### WHAT THE TASK REQUIRES
Gather all lines in the entries that include the word "account".

### WORKING DATA
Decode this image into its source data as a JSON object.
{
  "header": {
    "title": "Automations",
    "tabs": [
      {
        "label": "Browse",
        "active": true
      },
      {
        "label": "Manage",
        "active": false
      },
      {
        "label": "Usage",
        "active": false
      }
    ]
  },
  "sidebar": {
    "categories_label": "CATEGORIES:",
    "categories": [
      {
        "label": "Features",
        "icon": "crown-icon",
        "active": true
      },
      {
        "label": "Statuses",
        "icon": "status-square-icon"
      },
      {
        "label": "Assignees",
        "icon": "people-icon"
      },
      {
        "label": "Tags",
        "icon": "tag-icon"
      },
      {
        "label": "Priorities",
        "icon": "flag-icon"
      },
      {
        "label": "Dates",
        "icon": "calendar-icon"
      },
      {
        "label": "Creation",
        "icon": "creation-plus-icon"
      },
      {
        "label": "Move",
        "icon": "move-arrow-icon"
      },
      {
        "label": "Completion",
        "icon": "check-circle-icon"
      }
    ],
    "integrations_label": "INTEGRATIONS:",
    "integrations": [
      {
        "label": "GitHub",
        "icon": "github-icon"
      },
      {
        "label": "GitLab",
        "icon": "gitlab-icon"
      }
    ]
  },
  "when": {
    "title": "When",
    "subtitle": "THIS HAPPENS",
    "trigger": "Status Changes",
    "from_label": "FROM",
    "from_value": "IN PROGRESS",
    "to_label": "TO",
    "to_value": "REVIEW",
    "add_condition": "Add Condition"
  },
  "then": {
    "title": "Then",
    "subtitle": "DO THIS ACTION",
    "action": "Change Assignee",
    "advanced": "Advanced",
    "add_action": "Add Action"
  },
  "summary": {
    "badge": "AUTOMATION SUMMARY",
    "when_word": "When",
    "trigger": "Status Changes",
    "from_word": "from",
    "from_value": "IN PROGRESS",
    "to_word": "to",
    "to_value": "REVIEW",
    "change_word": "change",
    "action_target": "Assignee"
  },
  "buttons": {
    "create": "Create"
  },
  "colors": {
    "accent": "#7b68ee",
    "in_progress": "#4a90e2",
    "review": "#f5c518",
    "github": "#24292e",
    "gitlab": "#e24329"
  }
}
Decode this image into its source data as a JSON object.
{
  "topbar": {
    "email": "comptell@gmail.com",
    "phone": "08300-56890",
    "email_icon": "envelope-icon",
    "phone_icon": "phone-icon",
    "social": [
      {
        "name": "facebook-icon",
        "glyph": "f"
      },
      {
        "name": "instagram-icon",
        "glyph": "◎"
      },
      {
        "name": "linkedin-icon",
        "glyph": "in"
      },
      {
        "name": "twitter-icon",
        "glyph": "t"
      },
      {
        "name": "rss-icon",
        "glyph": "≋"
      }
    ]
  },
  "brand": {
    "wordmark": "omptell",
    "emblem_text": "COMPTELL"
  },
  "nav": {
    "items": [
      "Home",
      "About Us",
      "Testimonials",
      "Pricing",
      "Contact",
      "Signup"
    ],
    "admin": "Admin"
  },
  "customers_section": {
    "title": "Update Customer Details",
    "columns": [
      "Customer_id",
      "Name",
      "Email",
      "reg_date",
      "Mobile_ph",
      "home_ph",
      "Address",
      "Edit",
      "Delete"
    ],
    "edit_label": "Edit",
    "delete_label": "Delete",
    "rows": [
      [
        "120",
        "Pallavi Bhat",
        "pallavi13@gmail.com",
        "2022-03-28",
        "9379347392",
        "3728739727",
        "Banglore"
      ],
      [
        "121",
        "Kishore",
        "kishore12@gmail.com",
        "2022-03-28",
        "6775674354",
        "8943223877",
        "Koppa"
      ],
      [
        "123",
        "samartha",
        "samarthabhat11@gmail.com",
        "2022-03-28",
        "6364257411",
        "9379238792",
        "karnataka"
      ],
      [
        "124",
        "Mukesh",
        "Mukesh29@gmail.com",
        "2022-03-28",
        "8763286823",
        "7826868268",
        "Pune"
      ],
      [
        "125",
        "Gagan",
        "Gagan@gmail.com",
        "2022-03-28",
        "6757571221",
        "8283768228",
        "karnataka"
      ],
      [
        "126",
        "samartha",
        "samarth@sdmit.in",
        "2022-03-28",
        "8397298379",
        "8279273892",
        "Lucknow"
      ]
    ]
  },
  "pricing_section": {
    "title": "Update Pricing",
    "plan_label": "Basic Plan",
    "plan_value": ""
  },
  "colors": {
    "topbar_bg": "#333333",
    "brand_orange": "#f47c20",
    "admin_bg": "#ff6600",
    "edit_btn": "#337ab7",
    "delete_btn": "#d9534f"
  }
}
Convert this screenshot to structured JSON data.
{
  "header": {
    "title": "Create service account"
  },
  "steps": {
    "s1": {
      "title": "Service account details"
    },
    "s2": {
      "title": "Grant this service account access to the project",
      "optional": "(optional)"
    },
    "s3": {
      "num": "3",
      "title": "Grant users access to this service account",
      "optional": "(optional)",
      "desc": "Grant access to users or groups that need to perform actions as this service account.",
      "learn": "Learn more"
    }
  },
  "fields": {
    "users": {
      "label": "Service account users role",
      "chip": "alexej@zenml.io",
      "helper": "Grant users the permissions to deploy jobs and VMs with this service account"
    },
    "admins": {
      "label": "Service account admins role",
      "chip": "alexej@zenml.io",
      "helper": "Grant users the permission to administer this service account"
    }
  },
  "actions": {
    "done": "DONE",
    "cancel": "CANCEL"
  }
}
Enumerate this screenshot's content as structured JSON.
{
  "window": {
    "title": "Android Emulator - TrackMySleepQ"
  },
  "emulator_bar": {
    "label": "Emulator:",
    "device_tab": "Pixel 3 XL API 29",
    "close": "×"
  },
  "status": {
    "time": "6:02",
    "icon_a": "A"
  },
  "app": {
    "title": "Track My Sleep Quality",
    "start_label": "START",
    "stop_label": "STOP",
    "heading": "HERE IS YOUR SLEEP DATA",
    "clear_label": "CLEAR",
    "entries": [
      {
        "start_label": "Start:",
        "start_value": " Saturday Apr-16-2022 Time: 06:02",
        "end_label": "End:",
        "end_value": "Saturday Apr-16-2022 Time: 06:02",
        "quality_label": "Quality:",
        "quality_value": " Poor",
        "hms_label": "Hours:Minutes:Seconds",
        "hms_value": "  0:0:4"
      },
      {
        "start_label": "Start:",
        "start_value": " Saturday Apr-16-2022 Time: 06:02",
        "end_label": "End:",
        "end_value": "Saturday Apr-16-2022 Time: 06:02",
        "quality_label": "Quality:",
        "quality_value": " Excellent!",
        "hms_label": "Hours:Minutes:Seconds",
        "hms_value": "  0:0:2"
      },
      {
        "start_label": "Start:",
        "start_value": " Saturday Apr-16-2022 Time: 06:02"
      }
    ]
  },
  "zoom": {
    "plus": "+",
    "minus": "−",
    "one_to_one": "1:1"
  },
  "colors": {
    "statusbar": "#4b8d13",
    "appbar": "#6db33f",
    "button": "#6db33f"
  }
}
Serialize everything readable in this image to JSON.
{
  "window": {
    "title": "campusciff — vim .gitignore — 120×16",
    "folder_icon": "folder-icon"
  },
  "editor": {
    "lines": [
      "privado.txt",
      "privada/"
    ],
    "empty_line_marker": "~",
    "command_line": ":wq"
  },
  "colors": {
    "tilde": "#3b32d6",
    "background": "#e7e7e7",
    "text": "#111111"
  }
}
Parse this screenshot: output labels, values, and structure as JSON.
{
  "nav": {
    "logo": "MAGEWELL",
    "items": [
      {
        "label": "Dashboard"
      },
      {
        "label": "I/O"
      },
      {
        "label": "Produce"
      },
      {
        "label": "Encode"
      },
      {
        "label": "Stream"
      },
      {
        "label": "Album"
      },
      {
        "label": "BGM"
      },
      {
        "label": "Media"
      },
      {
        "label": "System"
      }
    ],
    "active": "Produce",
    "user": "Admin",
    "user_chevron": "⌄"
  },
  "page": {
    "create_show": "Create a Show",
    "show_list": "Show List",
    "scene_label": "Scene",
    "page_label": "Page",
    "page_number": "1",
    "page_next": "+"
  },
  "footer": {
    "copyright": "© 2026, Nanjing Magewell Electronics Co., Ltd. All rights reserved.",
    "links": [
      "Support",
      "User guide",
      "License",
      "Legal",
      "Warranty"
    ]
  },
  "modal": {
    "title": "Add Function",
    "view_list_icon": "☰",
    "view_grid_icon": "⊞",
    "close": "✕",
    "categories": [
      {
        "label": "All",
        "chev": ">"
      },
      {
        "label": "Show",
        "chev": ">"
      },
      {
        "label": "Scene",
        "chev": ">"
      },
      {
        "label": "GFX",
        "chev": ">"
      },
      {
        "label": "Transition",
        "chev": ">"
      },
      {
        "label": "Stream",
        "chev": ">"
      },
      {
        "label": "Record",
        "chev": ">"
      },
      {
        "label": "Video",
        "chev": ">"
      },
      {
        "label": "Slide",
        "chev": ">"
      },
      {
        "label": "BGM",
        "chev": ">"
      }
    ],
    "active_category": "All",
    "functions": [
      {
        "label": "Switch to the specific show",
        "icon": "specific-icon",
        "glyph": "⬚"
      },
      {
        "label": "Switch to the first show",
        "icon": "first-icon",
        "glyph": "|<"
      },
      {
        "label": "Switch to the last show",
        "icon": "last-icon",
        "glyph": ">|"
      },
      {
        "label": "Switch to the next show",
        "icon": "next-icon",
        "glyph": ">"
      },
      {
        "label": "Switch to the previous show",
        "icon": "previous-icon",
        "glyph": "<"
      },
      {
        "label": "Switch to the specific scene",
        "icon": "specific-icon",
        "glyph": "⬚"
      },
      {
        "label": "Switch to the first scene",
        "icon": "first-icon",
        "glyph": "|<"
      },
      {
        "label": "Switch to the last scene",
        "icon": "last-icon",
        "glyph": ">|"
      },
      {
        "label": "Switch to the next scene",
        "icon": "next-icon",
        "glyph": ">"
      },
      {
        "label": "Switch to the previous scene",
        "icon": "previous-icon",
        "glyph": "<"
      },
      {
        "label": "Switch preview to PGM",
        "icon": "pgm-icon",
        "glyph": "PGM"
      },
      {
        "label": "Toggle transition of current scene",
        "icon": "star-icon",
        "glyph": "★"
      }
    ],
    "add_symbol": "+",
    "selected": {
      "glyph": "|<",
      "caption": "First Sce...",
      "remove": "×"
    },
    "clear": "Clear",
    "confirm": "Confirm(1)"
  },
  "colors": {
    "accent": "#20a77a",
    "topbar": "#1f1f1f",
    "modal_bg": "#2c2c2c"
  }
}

### OUTPUT
    "title": "Create service account"
      "title": "Service account details"
      "title": "Grant this service account access to the project",
      "title": "Grant users access to this service account",
      "desc": "Grant access to users or groups that need to perform actions as this service account.",
      "label": "Service account users role",
      "helper": "Grant users the permissions to deploy jobs and VMs with this service account"
      "label": "Service account admins role",
      "helper": "Grant users the permission to administer this service account"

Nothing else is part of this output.